As someone with a strong belief in the power of public library catalogues as one of the integral public faces of a collection, this dismayed me, and so I began the process of trying to advocate for the creation of such a catalogue.
This morning, on the way to school, Oliver and I had a few minutes to spare, so we decided to drop into the Arsenault Building to visit the catalogue for ourselves, and to return a book that Oliver’s autism consultant borrowed on our behalf. The person responsible for the library kindly loaned us a set of keys and helpfully set us off on our way to the basement to find it.
The library shares a corner of the Arsenault Building basement with the Early Childhood Education Library and it was that library we let ourselves into first, by mistake. In that room we found a computer with a sticky note on it titled “Koha Library Log In”:
Koha is the open source library catalogue system that Prince Edward Island school library use, so I had cause to hope that perhaps there already was a public catalog for the autism collection, but that it simply wasn’t widely known about. When I got back to my office I visited the main PEI School Library Catalogue site, and, sure enough, below Athena Consolidated and above Belfast Consolidated was a selection for Autism Library:
Which led me to the PEI Autism Lending Library’s public catalogue. Woohoo!
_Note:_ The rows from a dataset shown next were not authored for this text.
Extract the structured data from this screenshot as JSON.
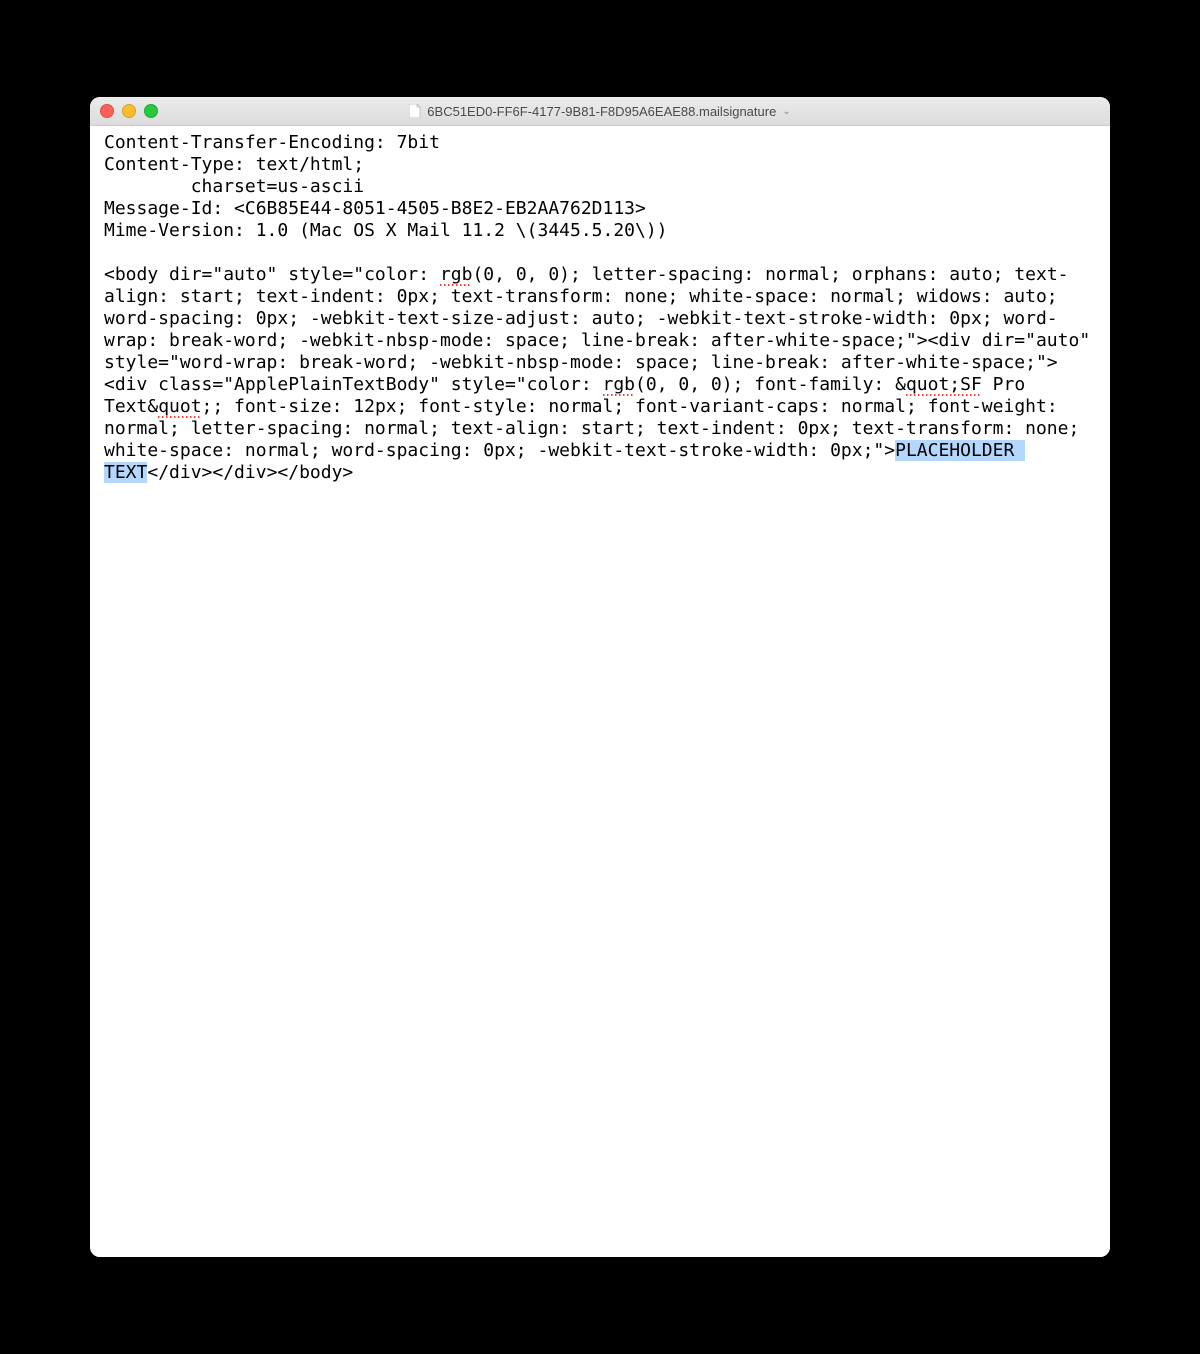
{
  "window": {
    "filename": "6BC51ED0-FF6F-4177-9B81-F8D95A6EAE88.mailsignature"
  },
  "editor": {
    "headers": {
      "l1": "Content-Transfer-Encoding: 7bit",
      "l2": "Content-Type: text/html;",
      "l3": "        charset=us-ascii",
      "l4": "Message-Id: <C6B85E44-8051-4505-B8E2-EB2AA762D113>",
      "l5": "Mime-Version: 1.0 (Mac OS X Mail 11.2 \\(3445.5.20\\))"
    },
    "body": {
      "p1a": "<body dir=\"auto\" style=\"color: ",
      "p1b_sq": "rgb",
      "p1c": "(0, 0, 0); letter-spacing: normal; orphans: auto; text-align: start; text-indent: 0px; text-transform: none; white-space: normal; widows: auto; word-spacing: 0px; -webkit-text-size-adjust: auto; -webkit-text-stroke-width: 0px; word-wrap: break-word; -webkit-nbsp-mode: space; line-break: after-white-space;\"><div dir=\"auto\" style=\"word-wrap: break-word; -webkit-nbsp-mode: space; line-break: after-white-space;\"><div class=\"ApplePlainTextBody\" style=\"color: ",
      "p1d_sq": "rgb",
      "p1e": "(0, 0, 0); font-family: &",
      "p1f_sq": "quot;SF",
      "p1g": " Pro Text&",
      "p1h_sq": "quot",
      "p1i": ";; font-size: 12px; font-style: normal; font-variant-caps: normal; font-weight: normal; letter-spacing: normal; text-align: start; text-indent: 0px; text-transform: none; white-space: normal; word-spacing: 0px; -webkit-text-stroke-width: 0px;\">",
      "p1j_hl": "PLACEHOLDER TEXT",
      "p1k": "</div></div></body>"
    }
  }
}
The collection is small, but broad, and there were many resources I saw in our brief breeze through that I’ll return later to borrow. There are books about anxiety, sexuality, school and work, to name but four.
Support services and resources for people with autism and their families are in woefully short supply in Prince Edward Island; the very least we can do is to shout from the rooftops about the resources that we do have, and this library, and its catalogue, is something that everyone should know about. Spread the word!
(By the way, there’s a public catalogue for the Early Childhood Education Library too).
How To Access the Collection
So, if you would like to access the resources in this collection:
- Search the catalogue.
- Go to the Arsenault Building during Government Office Hours and visit Room 319 on the third floor to gain access to the library.
Be warned that although Koha has provision for it, the circulation module appears not to be in use, so whether or not any given resource has been checked out or not may not be accurately reflected in the catalogue.
But wait, there’s more!
In addition to the province’s collection of resources, Stars for Life Foundation also has a small lending library of materials available to people with autism and their support network in its house on Maypoint Road.
To access the Stars for Life collection, visit the house during office hours (you can call ahead to confirm); the resource library is in the basement day program area; enter from the parking lot and go to the end of the hall and downstairs and talk to the receptionist, who will point the way.
Stars for Life’s collection has no public catalogue, but as I recently joined the board of the foundation, I’m in a position to help do something about that.
My hope is that, in short order, we can have a union catalogue of autism resources available from many different sources of PEI; stay tuned.